Additionally, adjunct health benefits include vision and dental, with up to 80 percent off some dental procedures, and a free pair of eyeglasses annually. Further, the AFT Guild’s healthcare plan allows for acupuncture and chiropractic care at $10 a visit, as well as individual counseling through its EAP.

The San Diego/Grossmont-Cuyamaca districts are able to offer such a plan through their participation in the VEBA, or Voluntary Employees Beneficiary Association, which allows the districts to team up with other public employee groups participating in employee-sponsored health plans to lower overall costs.
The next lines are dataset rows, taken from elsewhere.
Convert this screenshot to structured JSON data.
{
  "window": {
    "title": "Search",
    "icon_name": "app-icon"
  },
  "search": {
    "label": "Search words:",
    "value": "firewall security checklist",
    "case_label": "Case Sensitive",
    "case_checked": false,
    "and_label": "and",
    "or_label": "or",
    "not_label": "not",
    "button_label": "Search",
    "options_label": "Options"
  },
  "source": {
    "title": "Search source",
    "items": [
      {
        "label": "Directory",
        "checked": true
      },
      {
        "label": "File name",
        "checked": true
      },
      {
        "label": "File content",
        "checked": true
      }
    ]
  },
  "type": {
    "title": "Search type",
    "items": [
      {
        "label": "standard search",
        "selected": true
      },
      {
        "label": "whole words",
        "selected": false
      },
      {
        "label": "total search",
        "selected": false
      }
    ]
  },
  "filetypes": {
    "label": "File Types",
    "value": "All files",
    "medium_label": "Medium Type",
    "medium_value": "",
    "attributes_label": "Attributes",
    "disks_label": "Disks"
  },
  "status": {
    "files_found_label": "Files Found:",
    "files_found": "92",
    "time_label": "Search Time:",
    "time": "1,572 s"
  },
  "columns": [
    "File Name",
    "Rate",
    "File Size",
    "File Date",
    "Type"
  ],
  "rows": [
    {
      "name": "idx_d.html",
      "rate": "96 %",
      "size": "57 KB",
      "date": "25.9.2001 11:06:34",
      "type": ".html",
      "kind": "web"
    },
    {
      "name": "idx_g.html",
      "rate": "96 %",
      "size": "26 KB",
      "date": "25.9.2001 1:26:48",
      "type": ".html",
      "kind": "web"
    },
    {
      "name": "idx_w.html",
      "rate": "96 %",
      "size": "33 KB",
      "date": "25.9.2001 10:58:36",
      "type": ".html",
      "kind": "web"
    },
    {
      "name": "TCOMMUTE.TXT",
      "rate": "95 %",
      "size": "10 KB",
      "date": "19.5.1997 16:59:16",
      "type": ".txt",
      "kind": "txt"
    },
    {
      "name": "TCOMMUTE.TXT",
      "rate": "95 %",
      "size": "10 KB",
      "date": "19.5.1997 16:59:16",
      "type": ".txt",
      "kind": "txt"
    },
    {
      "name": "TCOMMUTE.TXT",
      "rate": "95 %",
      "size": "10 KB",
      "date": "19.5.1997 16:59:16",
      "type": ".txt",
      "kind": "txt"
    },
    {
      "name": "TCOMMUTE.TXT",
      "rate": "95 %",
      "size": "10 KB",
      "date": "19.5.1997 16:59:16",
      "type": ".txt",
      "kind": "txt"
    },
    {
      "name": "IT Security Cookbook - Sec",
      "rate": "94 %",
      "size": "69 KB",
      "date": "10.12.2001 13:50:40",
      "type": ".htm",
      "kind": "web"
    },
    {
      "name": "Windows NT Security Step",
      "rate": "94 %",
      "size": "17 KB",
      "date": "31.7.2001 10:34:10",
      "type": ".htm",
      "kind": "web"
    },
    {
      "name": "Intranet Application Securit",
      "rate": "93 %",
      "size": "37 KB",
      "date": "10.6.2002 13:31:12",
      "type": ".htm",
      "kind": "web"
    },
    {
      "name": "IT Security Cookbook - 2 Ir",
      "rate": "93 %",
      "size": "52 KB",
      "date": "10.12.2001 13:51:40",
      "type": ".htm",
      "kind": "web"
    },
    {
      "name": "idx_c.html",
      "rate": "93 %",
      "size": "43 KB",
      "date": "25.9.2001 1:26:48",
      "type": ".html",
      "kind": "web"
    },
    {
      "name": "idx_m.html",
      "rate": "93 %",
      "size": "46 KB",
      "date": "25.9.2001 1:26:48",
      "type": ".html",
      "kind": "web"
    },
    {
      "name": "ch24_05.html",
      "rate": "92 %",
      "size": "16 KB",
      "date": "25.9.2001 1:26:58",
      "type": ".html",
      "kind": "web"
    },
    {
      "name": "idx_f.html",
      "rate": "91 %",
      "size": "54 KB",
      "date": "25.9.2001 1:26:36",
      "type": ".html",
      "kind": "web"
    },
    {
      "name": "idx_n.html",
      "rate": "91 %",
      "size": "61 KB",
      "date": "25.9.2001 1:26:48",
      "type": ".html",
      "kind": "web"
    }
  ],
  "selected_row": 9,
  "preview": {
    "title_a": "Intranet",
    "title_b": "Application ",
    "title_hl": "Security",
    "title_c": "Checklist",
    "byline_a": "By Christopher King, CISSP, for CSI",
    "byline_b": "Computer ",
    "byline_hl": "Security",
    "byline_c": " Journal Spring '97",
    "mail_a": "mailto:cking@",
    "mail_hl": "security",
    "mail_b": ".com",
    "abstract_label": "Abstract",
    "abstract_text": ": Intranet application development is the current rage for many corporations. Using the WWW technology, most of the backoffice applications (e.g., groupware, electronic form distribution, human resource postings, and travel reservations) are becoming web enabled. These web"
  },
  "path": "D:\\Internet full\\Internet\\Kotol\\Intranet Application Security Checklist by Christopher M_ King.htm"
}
Robin Watkins, a library technician at Miramar College and VEBA co-chair, says another significant factor is that the AFT Guild has had a longstanding commitment to providing adjuncts healthcare. In fact, the AFT Guild, which represents not only adjuncts, but full-time and classified employees, placed securing adjunct healthcare as a priority over raises for all unit members.

“With the perfect marriage of contract and adjunct faculty making healthcare benefits a priority,” Watkins explains, “and our having the ability to purchase quality healthcare benefits at an affordable rate, we were able to successfully negotiate and win benefits for our adjunct professionals.”

In rural Northern California, there are fewer options. At Yuba College, with campuses in Marysville and Yuba City, there are no adjunct health benefits, but as Elaine Robinson, president of the Yuba College Federation of Teachers, explains, it’s not for lack of trying.

The college administration has been so problematic on other basic issues that “our energy has been spent on simply trying to get the administration to comply with the language already in the contract,” Robinson said.

Still, Robinson, whose union exclusively represents part-time faculty, is working towards the goal of paid health benefits for her members. Following an analysis of benefit costs to the district, the union is working with other bargaining groups, like full-time faculty, to encourage a shift to lower-cost health plans which provide the same benefits. By doing this, she hopes to get Yuba College administration to see part-time healthcare benefits as viable.

Robinson is also a member of the CFT Part-Time Committee, which recently surveyed parity among adjunct healthcare benefits statewide. The Yuba district is one of the few in the state that does not contribute to adjunct health care benefits.

As a result, the union bargaining team is pursuing health benefits for adjuncts in "parity bargaining." The disparity between health benefits of full-time and part-time faculty is a parity issue that has been sunshined for the coming negotiations.